- [Data records for software interfaces]
= Beginning of Section =
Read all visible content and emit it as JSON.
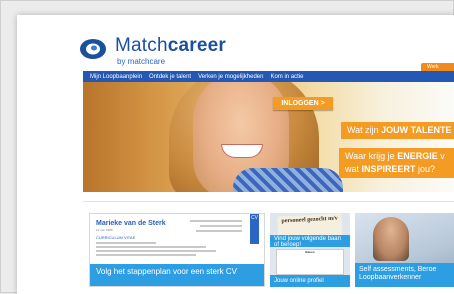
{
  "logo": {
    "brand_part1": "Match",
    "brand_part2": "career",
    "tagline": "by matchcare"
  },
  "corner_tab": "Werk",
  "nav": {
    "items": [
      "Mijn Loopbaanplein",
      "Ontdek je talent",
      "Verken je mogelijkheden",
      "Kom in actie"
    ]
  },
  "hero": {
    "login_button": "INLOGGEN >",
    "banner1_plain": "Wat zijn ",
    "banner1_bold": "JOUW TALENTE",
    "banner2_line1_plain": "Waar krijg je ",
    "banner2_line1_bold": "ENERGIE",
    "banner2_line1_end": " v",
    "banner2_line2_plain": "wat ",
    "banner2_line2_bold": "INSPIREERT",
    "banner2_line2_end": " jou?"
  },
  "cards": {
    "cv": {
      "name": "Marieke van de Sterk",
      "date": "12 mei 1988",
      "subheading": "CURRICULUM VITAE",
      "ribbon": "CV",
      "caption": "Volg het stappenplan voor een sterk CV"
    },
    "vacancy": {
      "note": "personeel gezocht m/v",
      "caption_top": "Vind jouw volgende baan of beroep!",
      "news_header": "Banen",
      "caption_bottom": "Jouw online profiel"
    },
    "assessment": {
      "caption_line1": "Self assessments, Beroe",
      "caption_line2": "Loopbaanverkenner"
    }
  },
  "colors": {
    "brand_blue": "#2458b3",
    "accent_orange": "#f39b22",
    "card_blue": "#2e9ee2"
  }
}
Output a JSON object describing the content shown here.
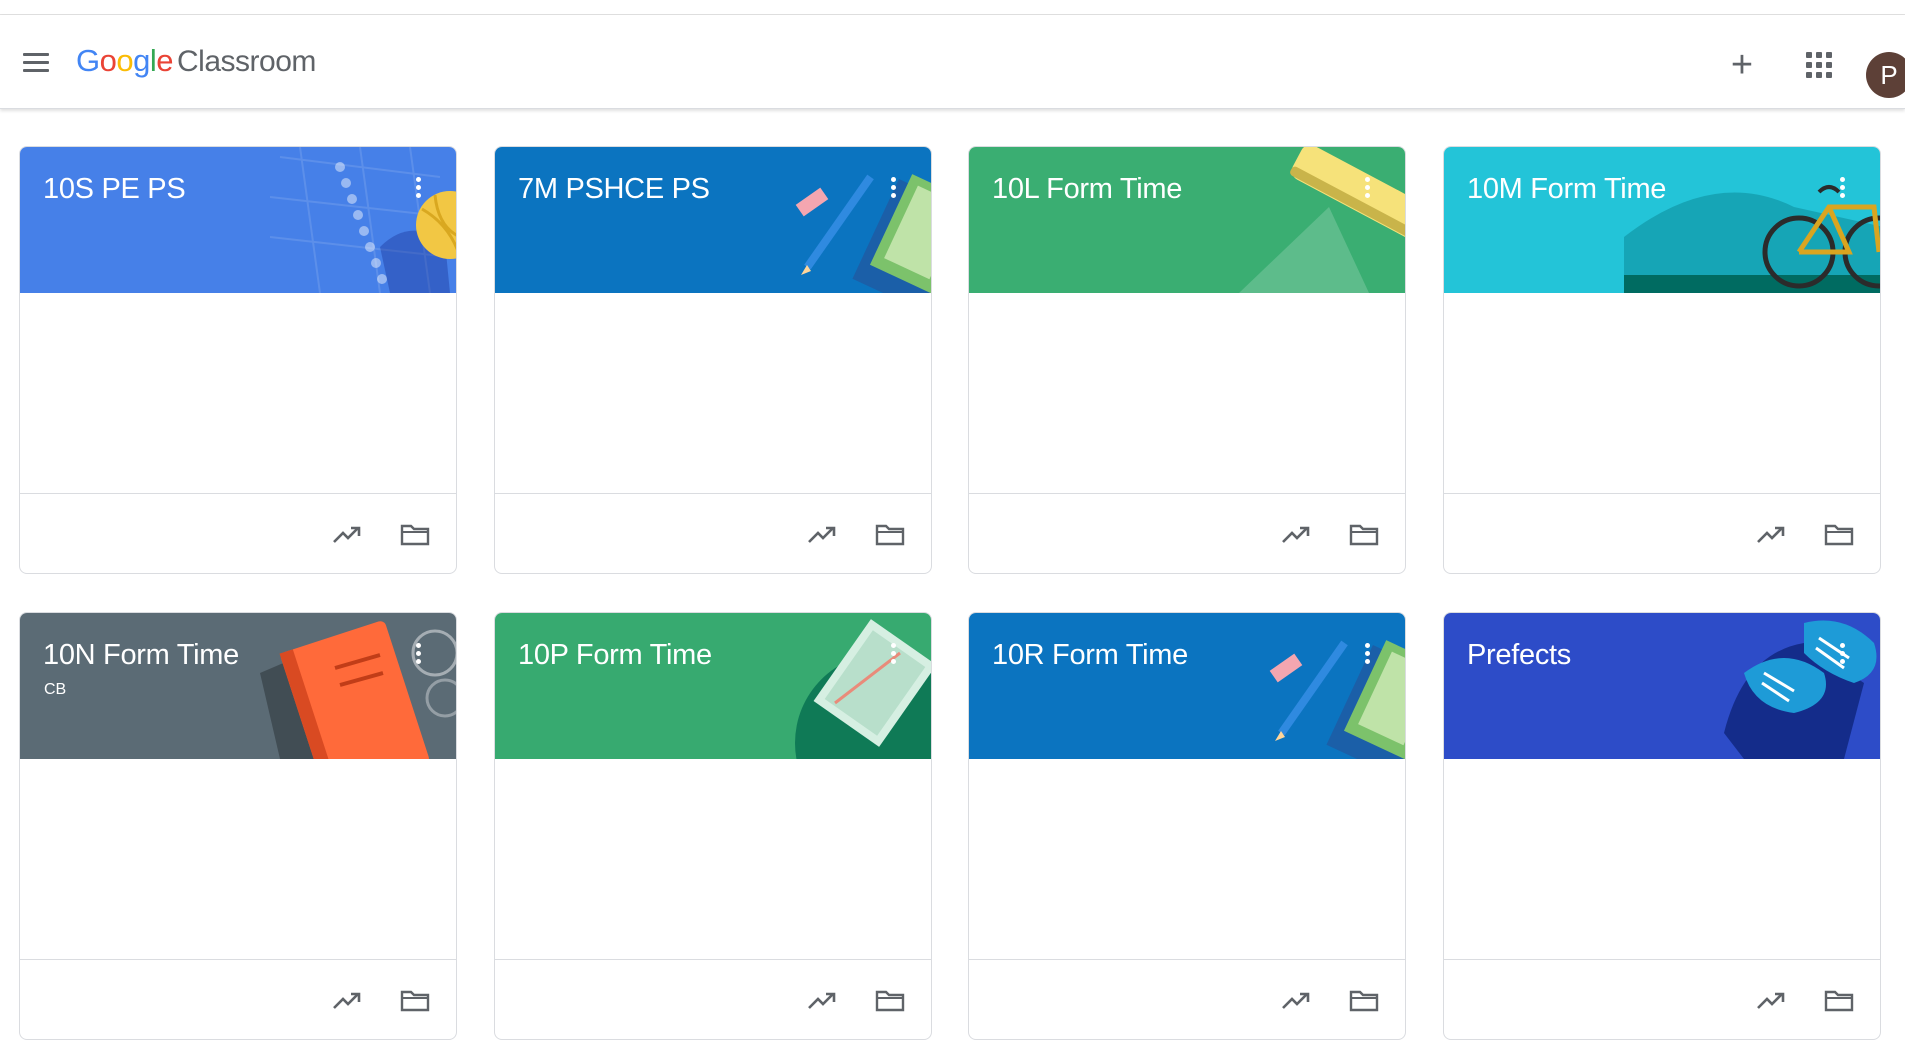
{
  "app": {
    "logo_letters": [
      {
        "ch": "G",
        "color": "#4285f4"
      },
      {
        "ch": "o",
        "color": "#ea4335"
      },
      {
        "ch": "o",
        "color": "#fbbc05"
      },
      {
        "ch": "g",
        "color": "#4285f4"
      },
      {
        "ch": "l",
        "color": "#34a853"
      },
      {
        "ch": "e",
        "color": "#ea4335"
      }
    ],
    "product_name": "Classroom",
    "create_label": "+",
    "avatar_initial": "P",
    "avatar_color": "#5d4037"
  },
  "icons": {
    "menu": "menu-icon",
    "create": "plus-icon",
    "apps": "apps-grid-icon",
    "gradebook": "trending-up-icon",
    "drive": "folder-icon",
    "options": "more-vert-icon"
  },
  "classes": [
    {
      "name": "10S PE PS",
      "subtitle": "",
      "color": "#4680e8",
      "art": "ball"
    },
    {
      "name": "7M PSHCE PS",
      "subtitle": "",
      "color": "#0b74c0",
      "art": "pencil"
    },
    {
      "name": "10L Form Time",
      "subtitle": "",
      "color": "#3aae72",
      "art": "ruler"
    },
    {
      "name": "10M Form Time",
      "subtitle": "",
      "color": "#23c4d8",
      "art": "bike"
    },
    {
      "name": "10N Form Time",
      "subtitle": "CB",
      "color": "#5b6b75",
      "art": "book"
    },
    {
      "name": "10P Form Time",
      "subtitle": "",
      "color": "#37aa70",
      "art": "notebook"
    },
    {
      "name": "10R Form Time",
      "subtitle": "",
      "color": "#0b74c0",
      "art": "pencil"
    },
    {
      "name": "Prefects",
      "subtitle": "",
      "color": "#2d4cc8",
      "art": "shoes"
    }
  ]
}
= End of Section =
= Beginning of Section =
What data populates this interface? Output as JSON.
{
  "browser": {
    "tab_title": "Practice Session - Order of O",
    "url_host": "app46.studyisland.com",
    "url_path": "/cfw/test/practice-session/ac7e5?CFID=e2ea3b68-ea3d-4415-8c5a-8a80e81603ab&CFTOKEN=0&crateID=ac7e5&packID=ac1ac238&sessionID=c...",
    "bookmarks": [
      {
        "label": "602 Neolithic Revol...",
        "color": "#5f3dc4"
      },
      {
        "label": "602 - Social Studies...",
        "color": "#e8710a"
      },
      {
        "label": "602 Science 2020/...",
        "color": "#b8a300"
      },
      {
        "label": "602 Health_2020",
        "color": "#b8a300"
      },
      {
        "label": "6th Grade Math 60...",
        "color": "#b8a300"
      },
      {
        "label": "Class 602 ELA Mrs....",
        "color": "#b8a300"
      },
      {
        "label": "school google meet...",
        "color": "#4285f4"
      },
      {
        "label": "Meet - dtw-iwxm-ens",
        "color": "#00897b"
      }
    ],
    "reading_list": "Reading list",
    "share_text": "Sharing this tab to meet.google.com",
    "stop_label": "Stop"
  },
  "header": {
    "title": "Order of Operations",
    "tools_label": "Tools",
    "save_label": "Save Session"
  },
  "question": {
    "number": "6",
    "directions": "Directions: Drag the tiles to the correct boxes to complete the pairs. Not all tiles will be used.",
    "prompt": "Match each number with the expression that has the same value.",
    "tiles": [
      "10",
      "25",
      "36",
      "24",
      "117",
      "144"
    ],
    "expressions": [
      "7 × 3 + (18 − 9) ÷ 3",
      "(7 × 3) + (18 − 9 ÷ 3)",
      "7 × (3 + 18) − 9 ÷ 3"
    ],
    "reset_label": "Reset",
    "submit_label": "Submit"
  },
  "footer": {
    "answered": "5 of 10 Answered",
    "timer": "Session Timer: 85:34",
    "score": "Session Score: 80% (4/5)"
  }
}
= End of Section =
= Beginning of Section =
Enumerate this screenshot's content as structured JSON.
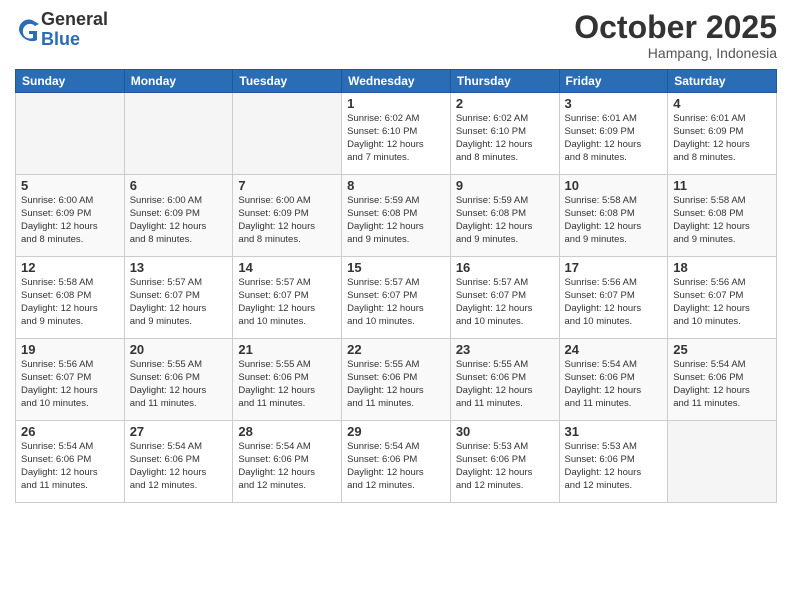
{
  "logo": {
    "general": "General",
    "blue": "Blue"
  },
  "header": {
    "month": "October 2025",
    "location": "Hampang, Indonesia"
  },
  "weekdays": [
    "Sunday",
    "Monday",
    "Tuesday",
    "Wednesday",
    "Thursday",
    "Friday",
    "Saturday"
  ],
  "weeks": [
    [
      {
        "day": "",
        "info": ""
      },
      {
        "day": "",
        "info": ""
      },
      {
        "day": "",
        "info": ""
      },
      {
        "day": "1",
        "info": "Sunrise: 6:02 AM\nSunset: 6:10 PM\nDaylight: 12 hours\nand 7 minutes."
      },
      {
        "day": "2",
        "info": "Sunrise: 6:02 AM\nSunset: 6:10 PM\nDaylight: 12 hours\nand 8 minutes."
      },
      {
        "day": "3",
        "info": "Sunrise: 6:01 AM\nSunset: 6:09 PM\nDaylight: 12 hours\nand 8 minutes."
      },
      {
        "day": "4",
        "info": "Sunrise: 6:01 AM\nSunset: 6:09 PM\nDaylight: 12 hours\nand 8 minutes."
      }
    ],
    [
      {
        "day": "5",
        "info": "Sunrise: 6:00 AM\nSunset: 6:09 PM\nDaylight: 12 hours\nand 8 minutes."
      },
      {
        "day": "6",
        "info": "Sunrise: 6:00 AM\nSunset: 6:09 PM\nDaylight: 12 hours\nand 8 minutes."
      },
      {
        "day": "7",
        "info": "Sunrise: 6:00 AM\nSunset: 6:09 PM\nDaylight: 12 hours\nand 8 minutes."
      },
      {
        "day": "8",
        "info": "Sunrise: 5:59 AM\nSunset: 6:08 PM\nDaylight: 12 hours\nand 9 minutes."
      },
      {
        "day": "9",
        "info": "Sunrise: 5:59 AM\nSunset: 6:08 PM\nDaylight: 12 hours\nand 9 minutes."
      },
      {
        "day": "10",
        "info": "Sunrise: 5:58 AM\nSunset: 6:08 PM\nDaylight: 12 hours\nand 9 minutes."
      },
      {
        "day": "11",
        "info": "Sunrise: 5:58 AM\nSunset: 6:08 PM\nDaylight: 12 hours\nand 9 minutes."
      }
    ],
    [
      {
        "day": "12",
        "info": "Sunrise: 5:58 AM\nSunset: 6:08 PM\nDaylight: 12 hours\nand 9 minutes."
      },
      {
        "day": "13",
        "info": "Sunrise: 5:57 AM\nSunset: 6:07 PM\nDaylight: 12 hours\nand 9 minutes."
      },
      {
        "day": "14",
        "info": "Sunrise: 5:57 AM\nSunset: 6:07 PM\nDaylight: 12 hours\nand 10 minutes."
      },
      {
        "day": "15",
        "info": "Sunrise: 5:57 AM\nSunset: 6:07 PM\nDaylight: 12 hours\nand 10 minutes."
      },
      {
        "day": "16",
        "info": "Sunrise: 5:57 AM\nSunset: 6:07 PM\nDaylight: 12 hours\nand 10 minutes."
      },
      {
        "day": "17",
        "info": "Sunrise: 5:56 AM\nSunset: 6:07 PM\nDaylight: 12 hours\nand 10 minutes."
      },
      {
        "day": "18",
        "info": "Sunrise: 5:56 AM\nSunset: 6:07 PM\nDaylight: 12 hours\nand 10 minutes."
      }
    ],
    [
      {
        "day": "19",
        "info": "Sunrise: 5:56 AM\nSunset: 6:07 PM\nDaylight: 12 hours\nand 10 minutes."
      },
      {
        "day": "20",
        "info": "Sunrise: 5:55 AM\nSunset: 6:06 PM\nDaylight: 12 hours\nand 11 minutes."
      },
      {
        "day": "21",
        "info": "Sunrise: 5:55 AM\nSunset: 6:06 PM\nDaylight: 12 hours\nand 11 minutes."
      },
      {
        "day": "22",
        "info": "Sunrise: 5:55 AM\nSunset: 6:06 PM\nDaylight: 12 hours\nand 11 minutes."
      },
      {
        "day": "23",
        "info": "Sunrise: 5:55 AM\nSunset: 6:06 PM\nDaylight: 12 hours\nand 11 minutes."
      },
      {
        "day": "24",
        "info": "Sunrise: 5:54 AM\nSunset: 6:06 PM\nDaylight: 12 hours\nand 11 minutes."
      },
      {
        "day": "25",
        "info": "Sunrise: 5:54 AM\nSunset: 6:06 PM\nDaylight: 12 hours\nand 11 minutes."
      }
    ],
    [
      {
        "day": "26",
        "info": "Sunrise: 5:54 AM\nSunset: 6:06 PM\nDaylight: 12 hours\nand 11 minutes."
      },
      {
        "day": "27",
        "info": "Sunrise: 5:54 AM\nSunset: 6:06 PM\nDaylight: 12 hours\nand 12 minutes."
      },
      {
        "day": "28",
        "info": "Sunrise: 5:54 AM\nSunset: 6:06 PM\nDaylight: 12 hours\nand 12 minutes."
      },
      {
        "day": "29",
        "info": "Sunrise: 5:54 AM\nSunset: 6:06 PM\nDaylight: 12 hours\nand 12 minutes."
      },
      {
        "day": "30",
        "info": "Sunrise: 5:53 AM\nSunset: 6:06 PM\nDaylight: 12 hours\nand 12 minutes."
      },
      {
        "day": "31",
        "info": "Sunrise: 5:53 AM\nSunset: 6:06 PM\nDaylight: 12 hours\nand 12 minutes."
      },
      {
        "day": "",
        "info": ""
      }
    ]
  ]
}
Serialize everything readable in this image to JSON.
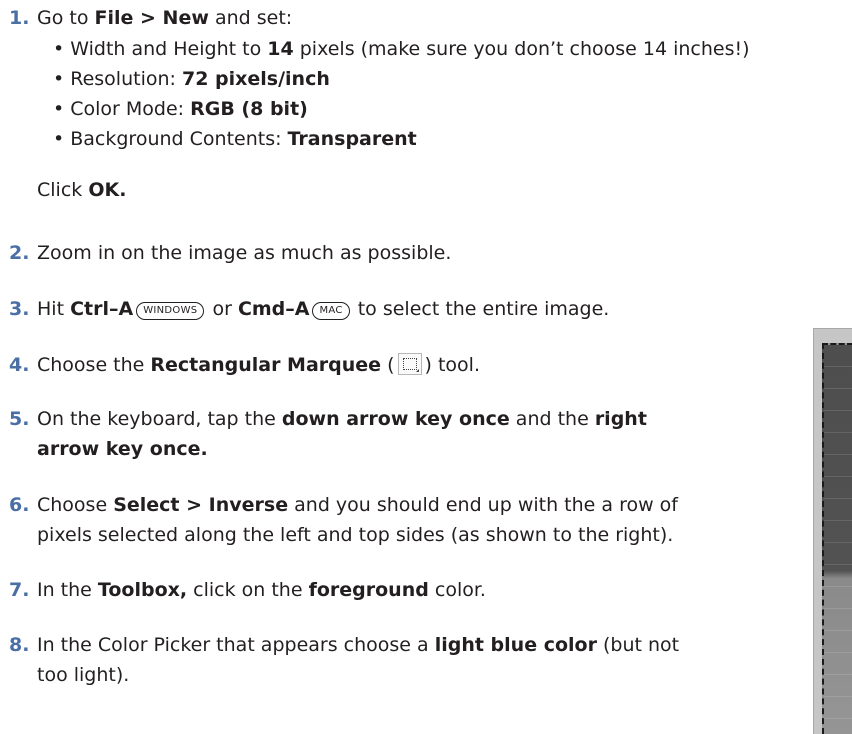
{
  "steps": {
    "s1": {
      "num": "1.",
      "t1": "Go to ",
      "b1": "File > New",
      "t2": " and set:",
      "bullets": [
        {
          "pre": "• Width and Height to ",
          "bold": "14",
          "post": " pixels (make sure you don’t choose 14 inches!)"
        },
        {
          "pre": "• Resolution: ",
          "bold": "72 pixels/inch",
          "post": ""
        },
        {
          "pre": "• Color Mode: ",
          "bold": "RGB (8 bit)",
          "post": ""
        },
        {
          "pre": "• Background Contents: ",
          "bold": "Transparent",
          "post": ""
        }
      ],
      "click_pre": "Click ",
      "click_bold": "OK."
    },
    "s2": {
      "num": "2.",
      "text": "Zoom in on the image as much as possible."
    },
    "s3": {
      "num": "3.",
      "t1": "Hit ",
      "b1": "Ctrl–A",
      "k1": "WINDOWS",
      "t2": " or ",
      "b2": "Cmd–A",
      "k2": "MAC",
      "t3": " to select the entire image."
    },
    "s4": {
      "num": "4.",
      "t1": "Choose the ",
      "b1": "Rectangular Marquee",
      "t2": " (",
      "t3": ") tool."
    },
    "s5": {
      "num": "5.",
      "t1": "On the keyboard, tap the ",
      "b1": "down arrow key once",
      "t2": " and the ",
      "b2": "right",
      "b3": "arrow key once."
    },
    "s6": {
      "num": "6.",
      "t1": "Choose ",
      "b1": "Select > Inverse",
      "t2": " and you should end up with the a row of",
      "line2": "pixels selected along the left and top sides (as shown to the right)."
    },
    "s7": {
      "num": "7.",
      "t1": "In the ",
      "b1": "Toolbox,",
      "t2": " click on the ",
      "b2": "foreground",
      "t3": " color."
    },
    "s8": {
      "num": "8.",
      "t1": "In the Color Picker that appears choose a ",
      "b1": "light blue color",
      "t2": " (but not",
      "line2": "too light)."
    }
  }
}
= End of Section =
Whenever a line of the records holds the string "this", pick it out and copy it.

- [Solution to the problem]
What data populates this interface? Output as JSON.
    "share_text": "Sharing this tab to meet.google.com",
Enumerate this screenshot's content as structured JSON.
Serialize everything readable in this image to JSON.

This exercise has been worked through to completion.